Write out the full set of records exactly. Any pictures in them do not belong in the copy.

Dataset rows describing interfaces
== == ==
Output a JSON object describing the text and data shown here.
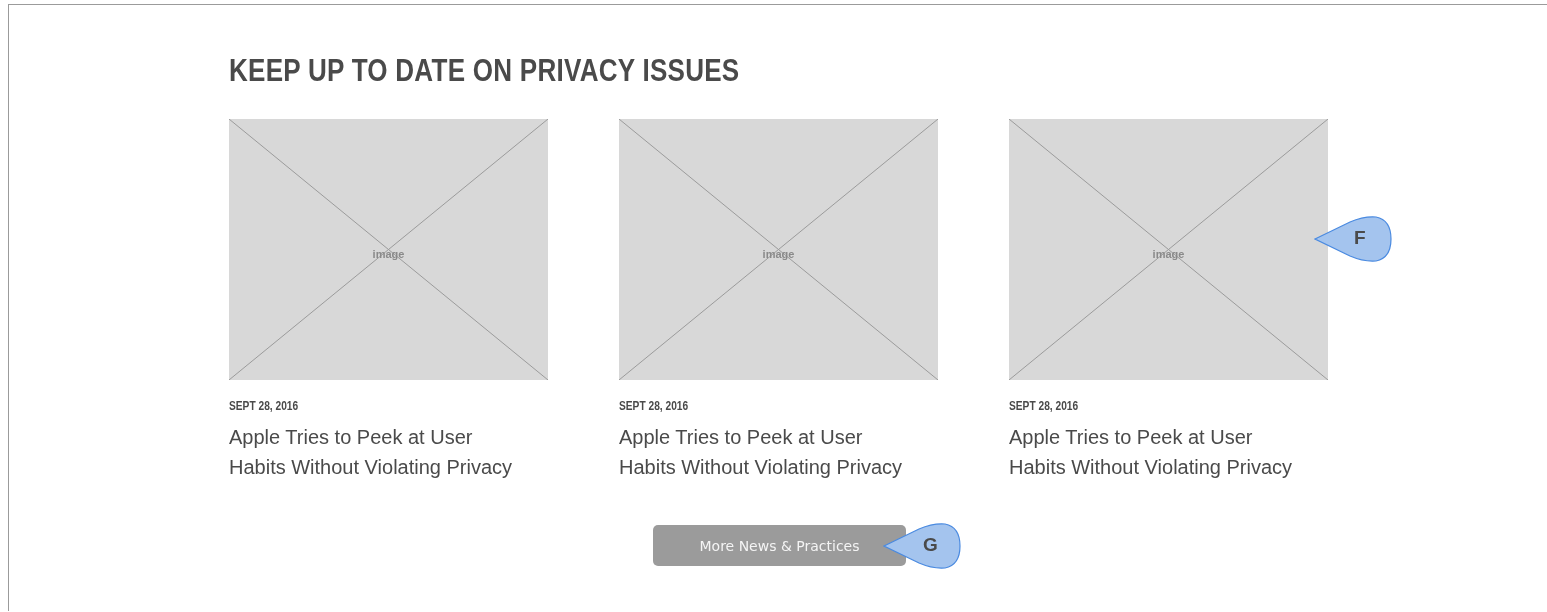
{
  "section": {
    "heading": "KEEP UP TO DATE ON PRIVACY ISSUES"
  },
  "articles": [
    {
      "image_label": "image",
      "date": "SEPT 28, 2016",
      "title": "Apple Tries to Peek at User Habits Without Violating Privacy"
    },
    {
      "image_label": "image",
      "date": "SEPT 28, 2016",
      "title": "Apple Tries to Peek at User Habits Without Violating Privacy"
    },
    {
      "image_label": "image",
      "date": "SEPT 28, 2016",
      "title": "Apple Tries to Peek at User Habits Without Violating Privacy",
      "marker": "F"
    }
  ],
  "button": {
    "label": "More News & Practices",
    "marker": "G"
  }
}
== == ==
* [Final answer]:
Output a JSON object describing the text and data shown here.
{
  "section": {
    "heading": "KEEP UP TO DATE ON PRIVACY ISSUES"
  },
  "articles": [
    {
      "image_label": "image",
      "date": "SEPT 28, 2016",
      "title": "Apple Tries to Peek at User Habits Without Violating Privacy"
    },
    {
      "image_label": "image",
      "date": "SEPT 28, 2016",
      "title": "Apple Tries to Peek at User Habits Without Violating Privacy"
    },
    {
      "image_label": "image",
      "date": "SEPT 28, 2016",
      "title": "Apple Tries to Peek at User Habits Without Violating Privacy",
      "marker": "F"
    }
  ],
  "button": {
    "label": "More News & Practices",
    "marker": "G"
  }
}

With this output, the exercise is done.